Enron’s stock climbed 25 percent that day and began its gallop up to a record high of $90.56 that August.

Earlier testimony from techie types was about how the software Enron purportedly had to manage excess broadband capacity was “pixie dust” and how a demo for NBC executives was faked. A lot of this was covered in the Smartest Guys In The Room movie. Maybe it’s easier now to see what a dumb idea this was, but it’s still amazing how thoroughly the stock analysts got duped on this one.

I kind of hope that the trial examines the ill-fated deal EBS had with Blockbuster to deliver video on demand, because I never really understood how that was supposed to work. Was the idea really to pipe movies to people’s computers? I have a much nicer computer now than I did in 1999, with a much nicer monitor, but I’d still never choose to watch a movie on my PC instead of my television. Did they believe enough people would do so? If that wasn’t the idea, didn’t they also need to have deals in place with cable companies so that there’d be a channel on which the movies could be viewed and controlled? Was anyone asking these questions at the time, or was it all just hype?

And it wouldn’t be an Enron trial without a sideshow diversion, in this case Jeff Skilling being asked to leave the courtroom because he’s a potential witness in the case. Tom thinks he got a bum ruling, however.

Reviews for “The Smartest Guys”

Lots of review for Enron: The Smartest Guys In the Room today. Greg got to see it at the official opening and has some interesting reports from the Q&A session that followed. Ted gives his perspective as a former Enron employee. Both the Chron and the Press give it good reviews, with the Chron throwing in a comparison to the wonderful 1983 film Local Hero.

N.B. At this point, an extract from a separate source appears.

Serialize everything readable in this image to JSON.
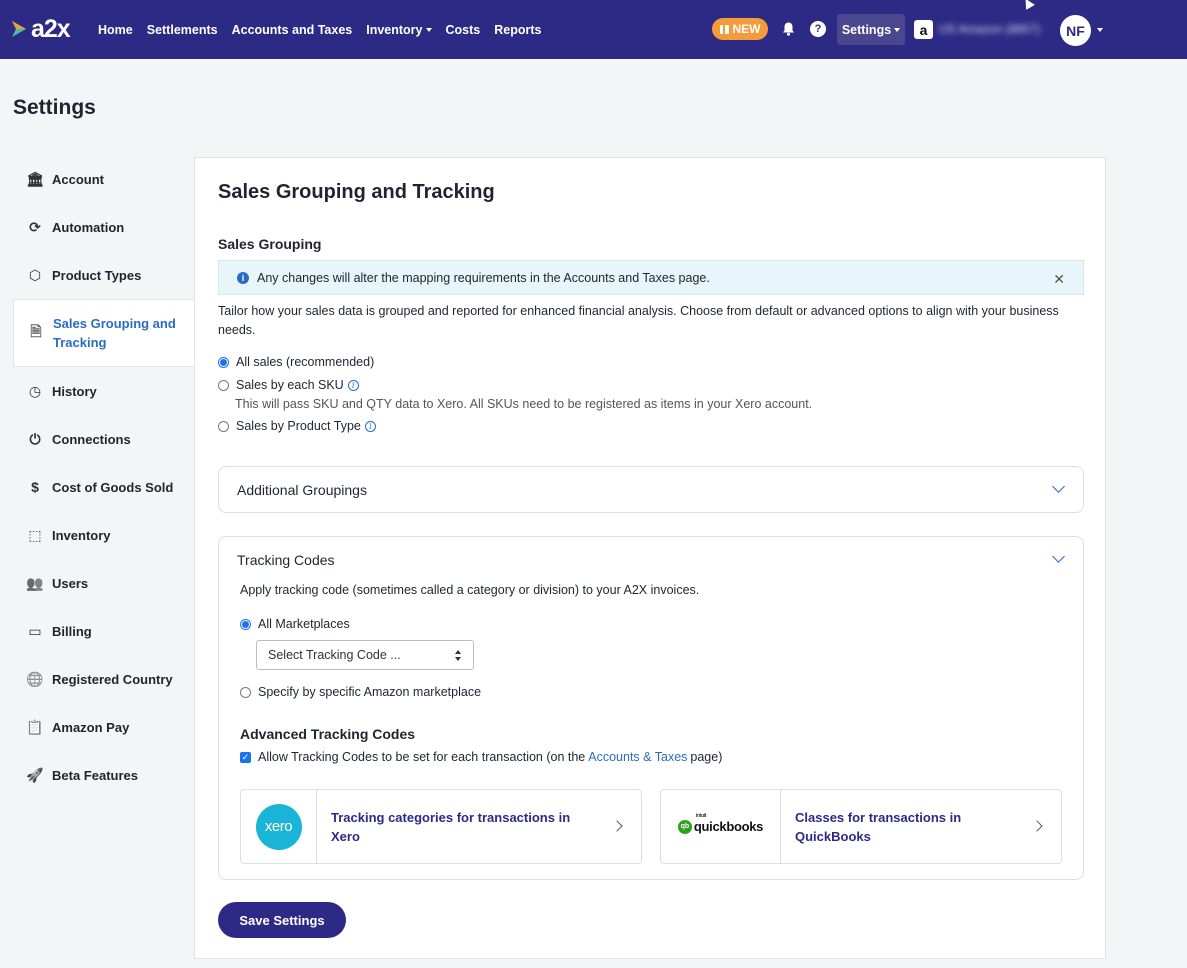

One thing from the Chron review: In the print edition, the review notes that the movie is unrated and “contains no objectionable material”. Either they cut out the five-minute stripper montage from the screener DVD, or someone has an interesting definition of “objectionable”.